● Aim of the exercise: What is needed is every line of the data that includes the word "title". Please copy each one.

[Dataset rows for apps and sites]
===============
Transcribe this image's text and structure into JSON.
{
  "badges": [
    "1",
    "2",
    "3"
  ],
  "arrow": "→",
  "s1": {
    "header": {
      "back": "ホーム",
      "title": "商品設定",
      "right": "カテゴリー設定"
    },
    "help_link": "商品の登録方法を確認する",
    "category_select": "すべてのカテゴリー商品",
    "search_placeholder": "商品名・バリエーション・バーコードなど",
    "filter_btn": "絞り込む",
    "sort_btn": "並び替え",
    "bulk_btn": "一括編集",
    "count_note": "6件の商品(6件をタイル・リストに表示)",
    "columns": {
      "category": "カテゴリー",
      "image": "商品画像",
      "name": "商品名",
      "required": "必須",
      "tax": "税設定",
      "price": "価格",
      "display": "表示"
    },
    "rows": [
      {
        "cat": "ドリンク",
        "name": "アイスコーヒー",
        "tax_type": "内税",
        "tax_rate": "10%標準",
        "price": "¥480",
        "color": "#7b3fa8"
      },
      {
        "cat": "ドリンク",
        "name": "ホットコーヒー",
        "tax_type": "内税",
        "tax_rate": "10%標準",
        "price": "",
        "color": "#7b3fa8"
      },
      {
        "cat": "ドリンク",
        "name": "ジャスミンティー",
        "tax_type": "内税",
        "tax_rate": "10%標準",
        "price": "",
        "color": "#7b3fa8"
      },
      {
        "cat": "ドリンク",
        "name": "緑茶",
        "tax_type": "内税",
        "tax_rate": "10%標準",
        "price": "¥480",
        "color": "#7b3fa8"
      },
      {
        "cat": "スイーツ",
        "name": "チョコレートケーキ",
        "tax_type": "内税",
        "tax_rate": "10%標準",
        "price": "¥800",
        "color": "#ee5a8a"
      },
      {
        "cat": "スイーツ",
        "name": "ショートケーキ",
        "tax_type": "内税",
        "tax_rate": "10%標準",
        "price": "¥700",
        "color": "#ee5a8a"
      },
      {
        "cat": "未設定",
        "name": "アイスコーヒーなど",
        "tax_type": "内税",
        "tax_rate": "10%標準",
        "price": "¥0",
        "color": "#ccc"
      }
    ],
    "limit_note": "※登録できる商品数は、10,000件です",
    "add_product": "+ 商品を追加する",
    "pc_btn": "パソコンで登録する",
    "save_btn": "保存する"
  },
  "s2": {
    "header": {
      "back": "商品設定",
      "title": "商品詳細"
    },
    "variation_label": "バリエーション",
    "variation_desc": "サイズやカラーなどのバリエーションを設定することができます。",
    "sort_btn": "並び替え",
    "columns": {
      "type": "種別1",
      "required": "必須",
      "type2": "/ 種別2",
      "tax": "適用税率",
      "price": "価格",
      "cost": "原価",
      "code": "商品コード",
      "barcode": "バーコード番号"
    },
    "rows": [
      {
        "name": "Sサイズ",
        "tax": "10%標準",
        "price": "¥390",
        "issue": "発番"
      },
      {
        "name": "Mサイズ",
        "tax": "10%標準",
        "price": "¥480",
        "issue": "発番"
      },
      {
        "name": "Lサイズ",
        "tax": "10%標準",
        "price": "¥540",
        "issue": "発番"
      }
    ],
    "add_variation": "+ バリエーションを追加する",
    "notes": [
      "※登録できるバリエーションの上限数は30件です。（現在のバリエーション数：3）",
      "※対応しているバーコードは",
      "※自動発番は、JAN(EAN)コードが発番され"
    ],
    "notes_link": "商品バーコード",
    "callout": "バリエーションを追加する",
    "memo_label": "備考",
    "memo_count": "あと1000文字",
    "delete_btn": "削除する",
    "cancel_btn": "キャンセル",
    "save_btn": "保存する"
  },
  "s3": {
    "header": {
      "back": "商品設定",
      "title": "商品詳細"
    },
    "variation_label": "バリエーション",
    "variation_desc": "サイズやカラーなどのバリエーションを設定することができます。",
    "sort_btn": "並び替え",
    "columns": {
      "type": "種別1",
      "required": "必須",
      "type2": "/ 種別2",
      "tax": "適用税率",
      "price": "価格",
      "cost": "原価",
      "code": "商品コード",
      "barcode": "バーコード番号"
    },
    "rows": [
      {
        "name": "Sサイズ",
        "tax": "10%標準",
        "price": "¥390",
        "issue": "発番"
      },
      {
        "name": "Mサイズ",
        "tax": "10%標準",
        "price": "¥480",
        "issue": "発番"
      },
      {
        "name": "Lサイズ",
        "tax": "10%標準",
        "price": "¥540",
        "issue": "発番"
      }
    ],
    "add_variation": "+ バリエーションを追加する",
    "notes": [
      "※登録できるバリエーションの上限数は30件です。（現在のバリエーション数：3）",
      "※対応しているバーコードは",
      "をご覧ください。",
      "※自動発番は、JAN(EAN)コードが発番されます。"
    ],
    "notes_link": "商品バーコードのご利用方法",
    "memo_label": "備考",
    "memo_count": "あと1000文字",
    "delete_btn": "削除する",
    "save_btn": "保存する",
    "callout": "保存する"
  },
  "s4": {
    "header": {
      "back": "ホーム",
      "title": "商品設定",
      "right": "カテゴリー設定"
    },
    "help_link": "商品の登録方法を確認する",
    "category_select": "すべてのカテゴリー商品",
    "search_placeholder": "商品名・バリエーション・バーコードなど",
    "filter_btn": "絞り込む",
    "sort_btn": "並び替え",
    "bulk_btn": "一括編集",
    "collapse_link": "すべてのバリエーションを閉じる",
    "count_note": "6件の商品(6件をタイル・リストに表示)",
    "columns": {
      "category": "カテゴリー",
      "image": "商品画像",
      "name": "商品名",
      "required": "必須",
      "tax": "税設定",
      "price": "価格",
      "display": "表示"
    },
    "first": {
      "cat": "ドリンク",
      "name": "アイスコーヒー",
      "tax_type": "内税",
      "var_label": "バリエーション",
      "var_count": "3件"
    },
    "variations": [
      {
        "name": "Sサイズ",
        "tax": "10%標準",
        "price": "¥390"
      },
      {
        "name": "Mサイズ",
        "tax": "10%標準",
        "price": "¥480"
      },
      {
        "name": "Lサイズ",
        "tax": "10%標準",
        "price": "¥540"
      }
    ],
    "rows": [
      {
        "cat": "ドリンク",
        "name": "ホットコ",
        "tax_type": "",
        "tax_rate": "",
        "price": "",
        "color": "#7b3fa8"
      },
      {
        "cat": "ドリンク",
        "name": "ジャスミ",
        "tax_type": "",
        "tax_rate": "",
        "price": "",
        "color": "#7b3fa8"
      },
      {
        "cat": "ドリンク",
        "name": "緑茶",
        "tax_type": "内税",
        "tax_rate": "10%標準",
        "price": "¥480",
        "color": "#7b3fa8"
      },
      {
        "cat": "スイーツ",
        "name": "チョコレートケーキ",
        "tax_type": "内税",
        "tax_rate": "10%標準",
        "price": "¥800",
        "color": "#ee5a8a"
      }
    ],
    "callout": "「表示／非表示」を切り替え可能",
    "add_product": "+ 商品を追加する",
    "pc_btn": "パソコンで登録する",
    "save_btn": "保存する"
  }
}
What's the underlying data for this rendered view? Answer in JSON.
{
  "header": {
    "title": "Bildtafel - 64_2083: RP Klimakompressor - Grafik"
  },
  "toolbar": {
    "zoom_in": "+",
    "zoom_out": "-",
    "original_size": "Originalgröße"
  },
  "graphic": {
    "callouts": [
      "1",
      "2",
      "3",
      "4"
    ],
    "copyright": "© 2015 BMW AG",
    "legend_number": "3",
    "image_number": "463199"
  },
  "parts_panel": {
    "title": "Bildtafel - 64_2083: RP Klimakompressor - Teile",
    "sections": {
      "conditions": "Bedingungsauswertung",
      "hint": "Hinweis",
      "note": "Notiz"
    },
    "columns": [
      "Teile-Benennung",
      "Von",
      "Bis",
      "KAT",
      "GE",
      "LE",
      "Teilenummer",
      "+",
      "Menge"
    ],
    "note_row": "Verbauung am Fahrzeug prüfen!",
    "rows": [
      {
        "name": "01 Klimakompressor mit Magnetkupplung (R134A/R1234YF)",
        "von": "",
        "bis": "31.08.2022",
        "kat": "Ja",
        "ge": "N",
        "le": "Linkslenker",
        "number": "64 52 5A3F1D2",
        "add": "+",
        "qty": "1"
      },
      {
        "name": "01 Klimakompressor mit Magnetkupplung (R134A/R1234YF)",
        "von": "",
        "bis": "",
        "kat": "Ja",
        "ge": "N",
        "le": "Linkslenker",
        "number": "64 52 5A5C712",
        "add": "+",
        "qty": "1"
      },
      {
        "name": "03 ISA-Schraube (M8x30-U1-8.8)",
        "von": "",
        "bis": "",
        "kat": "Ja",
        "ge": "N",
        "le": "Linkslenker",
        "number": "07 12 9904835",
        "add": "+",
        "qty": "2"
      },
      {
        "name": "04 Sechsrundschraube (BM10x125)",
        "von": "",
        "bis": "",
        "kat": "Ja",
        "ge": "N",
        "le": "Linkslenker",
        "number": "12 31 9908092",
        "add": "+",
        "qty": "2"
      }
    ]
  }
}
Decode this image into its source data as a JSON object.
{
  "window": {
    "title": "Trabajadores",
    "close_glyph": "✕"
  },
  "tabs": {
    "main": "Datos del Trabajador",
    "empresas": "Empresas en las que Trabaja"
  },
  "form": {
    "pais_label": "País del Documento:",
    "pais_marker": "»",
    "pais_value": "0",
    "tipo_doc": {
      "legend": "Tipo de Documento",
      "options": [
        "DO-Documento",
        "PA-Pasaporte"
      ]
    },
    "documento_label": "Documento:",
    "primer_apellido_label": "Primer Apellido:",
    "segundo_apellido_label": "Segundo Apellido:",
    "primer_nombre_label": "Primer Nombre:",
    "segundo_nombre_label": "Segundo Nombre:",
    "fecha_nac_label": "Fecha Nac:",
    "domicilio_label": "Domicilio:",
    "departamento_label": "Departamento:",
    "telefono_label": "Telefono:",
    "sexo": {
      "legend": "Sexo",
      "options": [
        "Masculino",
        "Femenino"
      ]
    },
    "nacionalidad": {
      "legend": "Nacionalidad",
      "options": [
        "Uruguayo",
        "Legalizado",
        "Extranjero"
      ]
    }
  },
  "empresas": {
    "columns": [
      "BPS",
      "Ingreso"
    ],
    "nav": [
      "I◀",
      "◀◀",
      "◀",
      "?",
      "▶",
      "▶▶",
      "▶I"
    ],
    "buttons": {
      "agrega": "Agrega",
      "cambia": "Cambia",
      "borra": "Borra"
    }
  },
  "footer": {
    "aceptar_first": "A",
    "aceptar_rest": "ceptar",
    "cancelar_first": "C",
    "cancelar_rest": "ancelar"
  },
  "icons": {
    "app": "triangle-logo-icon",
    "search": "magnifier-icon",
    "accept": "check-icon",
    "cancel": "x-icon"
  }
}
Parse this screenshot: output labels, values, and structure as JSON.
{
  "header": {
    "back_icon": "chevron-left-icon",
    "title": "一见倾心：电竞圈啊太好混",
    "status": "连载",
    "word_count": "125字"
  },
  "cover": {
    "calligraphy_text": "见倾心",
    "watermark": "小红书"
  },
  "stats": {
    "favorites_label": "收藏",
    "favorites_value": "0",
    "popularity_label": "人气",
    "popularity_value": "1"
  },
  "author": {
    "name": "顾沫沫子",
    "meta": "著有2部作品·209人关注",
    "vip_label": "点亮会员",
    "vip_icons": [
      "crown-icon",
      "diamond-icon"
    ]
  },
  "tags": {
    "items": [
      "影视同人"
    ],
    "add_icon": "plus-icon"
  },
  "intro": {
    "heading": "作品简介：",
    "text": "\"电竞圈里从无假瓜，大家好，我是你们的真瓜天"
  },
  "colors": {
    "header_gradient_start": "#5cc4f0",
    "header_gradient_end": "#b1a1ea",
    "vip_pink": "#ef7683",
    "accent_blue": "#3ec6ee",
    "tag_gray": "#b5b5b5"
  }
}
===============
● Answer section:
      "title": "商品設定",
      "title": "商品詳細"
      "title": "商品詳細"
      "title": "商品設定",
    "title": "Bildtafel - 64_2083: RP Klimakompressor - Grafik"
    "title": "Bildtafel - 64_2083: RP Klimakompressor - Teile",
    "title": "Trabajadores",
    "title": "一见倾心：电竞圈啊太好混",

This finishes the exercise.